Pois caso tenha feito, você precisará criar regras de Firewall, permitindo a conexão entre as VLANs, com gateway sem alteração, ou seja, em default, e essa regra deverá estar no topo.
Ela precisa estar antes das regras que permitem o acesso a Internet com gateway específico, ou seja, que não seja default.
Uma recomendação para que possamos te ajudar melhor, é sempre postar uma topologia do ambiente. Estou tendo que fazer suposições sobre o problema e o ambiente.
I think the problem is not within the Router but in the testserver.
Even though I did a reinstall recently and never installed anything else than apache2 and openssh-server, a tcpdump confirmed that the packets arrive at my testserver but my testserver does not respond to them for whatever reason. So most probably my fault.
I would not expect a port forward to be required there as Plex can usually be accessed from anywhere, even externally.
UPnP is disabled by default in pfSense and you should leave it that way unless you have a very good reason not to. Plex can open port forwards in the firewall to allow access otherwise.
Usually when people device their network like you have it is for security. Consider what would happen if one of your cameras was found to have a vulnerability and was hacked for example. What would that give anyone access to?
You probably want firewall rules on the 192.168.2.1 interface in pfSense that allow only the required access outbound. So the cameras may not need any external access or maybe only to a known IP or set of IPs. Wifi IoT style devices may not need any access to to the LAN subnet. Though maybe you want Alexa to be able to control Hive....
What you want to do is allow only the traffic that is needed and segregate devices as much as possible to mitigate any security issues should they occur.
Does your access point allow for multiple SSIDs / VLANs?

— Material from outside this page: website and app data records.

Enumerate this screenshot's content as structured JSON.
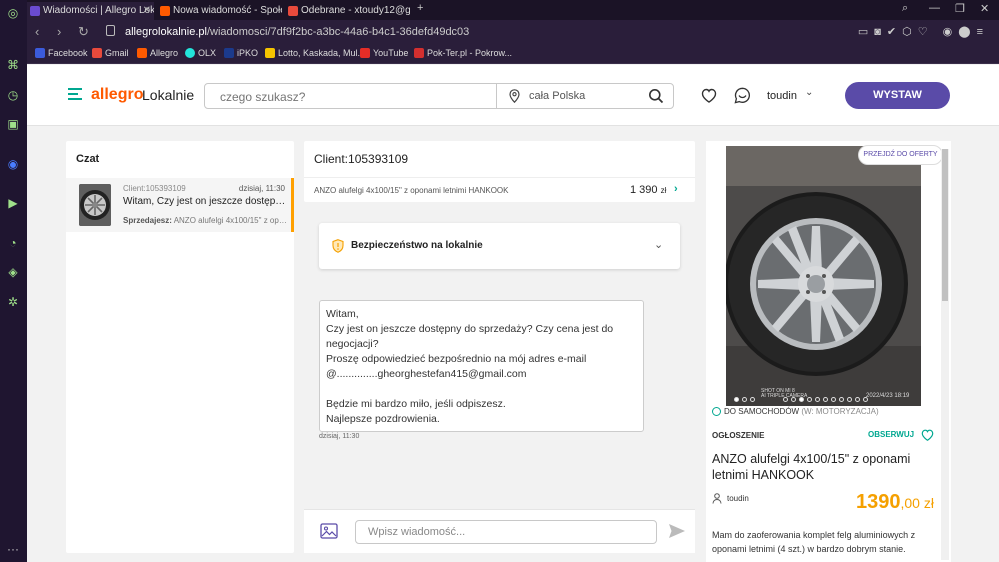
{
  "browser": {
    "tabs": [
      {
        "title": "Wiadomości | Allegro Lokal",
        "color": "#6a4bd0"
      },
      {
        "title": "Nowa wiadomość - Społec",
        "color": "#ff5a00"
      },
      {
        "title": "Odebrane - xtoudy12@gm",
        "color": "#e84a3c"
      }
    ],
    "new_tab": "+",
    "url_domain": "allegrolokalnie.pl",
    "url_path": "/wiadomosci/7df9f2bc-a3bc-44a6-b4c1-36defd49dc03",
    "bookmarks": [
      {
        "label": "Facebook",
        "color": "#3b5bdb"
      },
      {
        "label": "Gmail",
        "color": "#e84a3c"
      },
      {
        "label": "Allegro",
        "color": "#ff5a00"
      },
      {
        "label": "OLX",
        "color": "#23e5db"
      },
      {
        "label": "iPKO",
        "color": "#1b3a8c"
      },
      {
        "label": "Lotto, Kaskada, Mul...",
        "color": "#f5c400"
      },
      {
        "label": "YouTube",
        "color": "#e52d27"
      },
      {
        "label": "Pok-Ter.pl - Pokrow...",
        "color": "#d32f2f"
      }
    ]
  },
  "header": {
    "logo": "allegro",
    "logo_sub": "Lokalnie",
    "search_placeholder": "czego szukasz?",
    "location": "cała Polska",
    "username": "toudin",
    "cta": "WYSTAW"
  },
  "chat_list": {
    "title": "Czat",
    "items": [
      {
        "client": "Client:105393109",
        "date": "dzisiaj, 11:30",
        "message": "Witam, Czy jest on jeszcze dostępny do sprzedaży?",
        "seller_label": "Sprzedajesz:",
        "seller_item": "ANZO alufelgi 4x100/15\" z oponami letnimi HANKOOK"
      }
    ]
  },
  "chat": {
    "client_title": "Client:105393109",
    "offer_title": "ANZO alufelgi 4x100/15\" z oponami letnimi HANKOOK",
    "offer_price": "1 390",
    "offer_currency": "zł",
    "safety_title": "Bezpieczeństwo na lokalnie",
    "message_lines": [
      "Witam,",
      "Czy jest on jeszcze dostępny do sprzedaży? Czy cena jest do",
      "negocjacji?",
      "Proszę odpowiedzieć bezpośrednio na mój adres e-mail",
      "@..............gheorghestefan415@gmail.com",
      "",
      "Będzie mi bardzo miło, jeśli odpiszesz.",
      "Najlepsze pozdrowienia."
    ],
    "message_time": "dzisiaj, 11:30",
    "compose_placeholder": "Wpisz wiadomość..."
  },
  "product": {
    "go_to_offer": "PRZEJDŹ DO OFERTY",
    "photo_caption_1": "SHOT ON MI 8",
    "photo_caption_2": "AI TRIPLE CAMERA",
    "photo_date": "2022/4/23 18:19",
    "photo_count": 14,
    "photo_current": 5,
    "category": "DO SAMOCHODÓW",
    "category_sub": "(W: MOTORYZACJA)",
    "ad_label": "OGŁOSZENIE",
    "watch_label": "OBSERWUJ",
    "title": "ANZO alufelgi 4x100/15\" z oponami letnimi HANKOOK",
    "seller": "toudin",
    "price_main": "1390",
    "price_decimals": ",00 zł",
    "description": "Mam do zaoferowania komplet felg aluminiowych z oponami letnimi (4 szt.) w bardzo dobrym stanie."
  },
  "colors": {
    "accent_green": "#00a790",
    "cta_purple": "#5a4ba8",
    "price_orange": "#f5a000",
    "brand_orange": "#ff5a00"
  }
}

If so I would create more so you can separate general access devices like laptops and tablets from IoT devices like cameras and Alexa.
Currently you have separated devices simply by wired or wifi and that might not be the best way. The Hive and Hue hubs are IoT devices. I would want those on a separate subnet to desktop PCs and servers if possible.
ok so here are the results of my efforts last night until 0130!
I am currently unable to get my plex to work.
the plex server is on the server 192.168.1.251 and I am trying to access it via the tv firestick. can anyone help?Skynet.jpg
Nein, die Clients müssen ohne Gateway auf den Webserver kommen.
Dann musst du für diese Verbindung eine eigene Regel definieren, die kein GW erzwingt.
Also Quelle: LAN net, Ziel: Webserver
und diese Regel oberhalb der anderen positionieren, damit sie auch angewandt wird.
Genau diese Regel hat in meiner Konfiguration gefehlt. 😃
Vielen Dank nochmal an alle Beteiligten für die Lösung meines Problems. 👍
Even if your ISP doesn't provide IPv6, you can still have it, using a tunnel from hurricane electric. They are free, they perform well, they are very reliable and they work. I used one for years before my ISP implemented IPv6. There are lots people here who can help you set it up.
Bei der NAT Regel könntest du statt tcp/udp/* gleich ganz "*" any Protocol nehmen. Wird mit Sicherheit einfacher sein. Aber im Prinzip hat sich diese Lösung - durchaus korrekt - schon beim Lesen deines ersten Posts angedeutet, wenn du schriebst, dass du 403 Forbidden oder Logins wie von extern bekommst.
Viele IoT oder andere Lösungen erkennen ihr eigenes Netz/LAN und nehmen für alles andere dann an, dass hier entfernter Zugriff bzw. Logins der Fall ist. Hier müsstest du case-by-case nachsehen, wo du ggf. zusätzliche interne Netze definieren kannst, damit die Anwendung/Lösung das VPN Netz als lokal/LAN erkennt. Mit der erstellten NAT Regel bist du aber hier noch einfacher unterwegs und wirst einfach mit der IP der pfSense intern gemappt, was die Geräte dann zufriedenstellen wird (wenn du eine besser nachverfolgbare IP brauchst, ist es kein Problem eine zusätzliche Alias IP auf die Sense zu nehmen und diese als interne NAT Adresse zu nutzen).